━━ Excerpted data

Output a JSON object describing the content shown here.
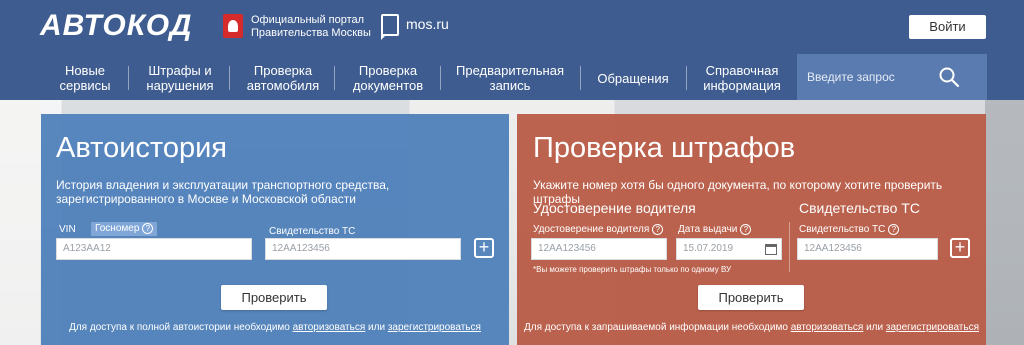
{
  "header": {
    "logo": "АВТОКОД",
    "portal_text": "Официальный портал Правительства Москвы",
    "mos_link": "mos.ru",
    "login_label": "Войти"
  },
  "nav": {
    "items": [
      {
        "label": "Новые сервисы"
      },
      {
        "label": "Штрафы и нарушения"
      },
      {
        "label": "Проверка автомобиля"
      },
      {
        "label": "Проверка документов"
      },
      {
        "label": "Предварительная запись"
      },
      {
        "label": "Обращения"
      },
      {
        "label": "Справочная информация"
      }
    ],
    "search_placeholder": "Введите запрос"
  },
  "autohistory": {
    "title": "Автоистория",
    "description": "История владения и эксплуатации транспортного средства, зарегистрированного в Москве и Московской области",
    "vin_label": "VIN",
    "gosnomer_tag": "Госномер",
    "plate_value": "А123АА12",
    "cert_label": "Свидетельство ТС",
    "cert_value": "12АА123456",
    "check_label": "Проверить",
    "footer_prefix": "Для доступа к полной автоистории необходимо",
    "footer_link1": "авторизоваться",
    "footer_or": "или",
    "footer_link2": "зарегистрироваться"
  },
  "fines": {
    "title": "Проверка штрафов",
    "description": "Укажите номер хотя бы одного документа, по которому хотите проверить штрафы",
    "driver_heading": "Удостоверение водителя",
    "cert_heading": "Свидетельство ТС",
    "license_label": "Удостоверение водителя",
    "license_value": "12АА123456",
    "date_label": "Дата выдачи",
    "date_value": "15.07.2019",
    "cert_label": "Свидетельство ТС",
    "cert_value": "12АА123456",
    "note": "*Вы можете проверить штрафы только по одному ВУ",
    "check_label": "Проверить",
    "footer_prefix": "Для доступа к запрашиваемой информации необходимо",
    "footer_link1": "авторизоваться",
    "footer_or": "или",
    "footer_link2": "зарегистрироваться"
  },
  "colors": {
    "header": "#3e5c8f",
    "autohistory_panel": "#4f81bb",
    "fines_panel": "#b95d48"
  }
}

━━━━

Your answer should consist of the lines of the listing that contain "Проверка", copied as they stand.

        "label": "Проверка автомобиля"
        "label": "Проверка документов"
    "title": "Проверка штрафов",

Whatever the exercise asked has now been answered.